● Task item: Whatever lines the data contains, output all of them unchanged.

%%

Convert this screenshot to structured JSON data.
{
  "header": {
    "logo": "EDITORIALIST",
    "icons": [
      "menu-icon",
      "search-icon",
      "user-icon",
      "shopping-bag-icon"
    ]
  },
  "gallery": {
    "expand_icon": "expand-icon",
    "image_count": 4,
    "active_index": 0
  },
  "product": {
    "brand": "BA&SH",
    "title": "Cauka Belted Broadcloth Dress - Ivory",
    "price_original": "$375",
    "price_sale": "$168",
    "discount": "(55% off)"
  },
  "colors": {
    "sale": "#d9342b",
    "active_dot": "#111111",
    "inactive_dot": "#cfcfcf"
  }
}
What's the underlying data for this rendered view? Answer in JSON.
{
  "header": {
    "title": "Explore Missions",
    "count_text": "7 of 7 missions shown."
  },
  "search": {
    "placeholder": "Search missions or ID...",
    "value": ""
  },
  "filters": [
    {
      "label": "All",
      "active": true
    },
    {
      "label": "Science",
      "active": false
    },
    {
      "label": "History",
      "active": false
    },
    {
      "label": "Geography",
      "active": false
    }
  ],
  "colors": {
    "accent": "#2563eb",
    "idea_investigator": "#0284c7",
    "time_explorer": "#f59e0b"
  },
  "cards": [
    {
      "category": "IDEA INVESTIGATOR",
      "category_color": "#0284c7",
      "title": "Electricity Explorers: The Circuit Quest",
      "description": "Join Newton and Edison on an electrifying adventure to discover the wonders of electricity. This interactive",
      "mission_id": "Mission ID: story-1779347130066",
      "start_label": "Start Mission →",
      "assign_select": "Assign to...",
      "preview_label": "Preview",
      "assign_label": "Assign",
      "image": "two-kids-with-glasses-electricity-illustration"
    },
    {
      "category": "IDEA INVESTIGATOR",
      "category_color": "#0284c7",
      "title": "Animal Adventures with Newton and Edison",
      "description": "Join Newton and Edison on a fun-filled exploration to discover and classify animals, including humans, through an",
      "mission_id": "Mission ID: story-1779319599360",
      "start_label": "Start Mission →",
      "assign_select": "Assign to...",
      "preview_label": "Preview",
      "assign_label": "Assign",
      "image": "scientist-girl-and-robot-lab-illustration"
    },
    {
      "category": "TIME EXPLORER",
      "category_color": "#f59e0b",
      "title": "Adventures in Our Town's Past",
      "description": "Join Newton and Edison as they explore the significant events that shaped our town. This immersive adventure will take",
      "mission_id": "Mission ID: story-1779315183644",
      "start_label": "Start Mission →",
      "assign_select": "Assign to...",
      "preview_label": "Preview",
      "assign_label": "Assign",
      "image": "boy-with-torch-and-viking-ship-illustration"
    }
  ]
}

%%

● Your solution:
Convert this screenshot to structured JSON data.
{
  "header": {
    "logo": "EDITORIALIST",
    "icons": [
      "menu-icon",
      "search-icon",
      "user-icon",
      "shopping-bag-icon"
    ]
  },
  "gallery": {
    "expand_icon": "expand-icon",
    "image_count": 4,
    "active_index": 0
  },
  "product": {
    "brand": "BA&SH",
    "title": "Cauka Belted Broadcloth Dress - Ivory",
    "price_original": "$375",
    "price_sale": "$168",
    "discount": "(55% off)"
  },
  "colors": {
    "sale": "#d9342b",
    "active_dot": "#111111",
    "inactive_dot": "#cfcfcf"
  }
}
What's the underlying data for this rendered view? Answer in JSON.
{
  "header": {
    "title": "Explore Missions",
    "count_text": "7 of 7 missions shown."
  },
  "search": {
    "placeholder": "Search missions or ID...",
    "value": ""
  },
  "filters": [
    {
      "label": "All",
      "active": true
    },
    {
      "label": "Science",
      "active": false
    },
    {
      "label": "History",
      "active": false
    },
    {
      "label": "Geography",
      "active": false
    }
  ],
  "colors": {
    "accent": "#2563eb",
    "idea_investigator": "#0284c7",
    "time_explorer": "#f59e0b"
  },
  "cards": [
    {
      "category": "IDEA INVESTIGATOR",
      "category_color": "#0284c7",
      "title": "Electricity Explorers: The Circuit Quest",
      "description": "Join Newton and Edison on an electrifying adventure to discover the wonders of electricity. This interactive",
      "mission_id": "Mission ID: story-1779347130066",
      "start_label": "Start Mission →",
      "assign_select": "Assign to...",
      "preview_label": "Preview",
      "assign_label": "Assign",
      "image": "two-kids-with-glasses-electricity-illustration"
    },
    {
      "category": "IDEA INVESTIGATOR",
      "category_color": "#0284c7",
      "title": "Animal Adventures with Newton and Edison",
      "description": "Join Newton and Edison on a fun-filled exploration to discover and classify animals, including humans, through an",
      "mission_id": "Mission ID: story-1779319599360",
      "start_label": "Start Mission →",
      "assign_select": "Assign to...",
      "preview_label": "Preview",
      "assign_label": "Assign",
      "image": "scientist-girl-and-robot-lab-illustration"
    },
    {
      "category": "TIME EXPLORER",
      "category_color": "#f59e0b",
      "title": "Adventures in Our Town's Past",
      "description": "Join Newton and Edison as they explore the significant events that shaped our town. This immersive adventure will take",
      "mission_id": "Mission ID: story-1779315183644",
      "start_label": "Start Mission →",
      "assign_select": "Assign to...",
      "preview_label": "Preview",
      "assign_label": "Assign",
      "image": "boy-with-torch-and-viking-ship-illustration"
    }
  ]
}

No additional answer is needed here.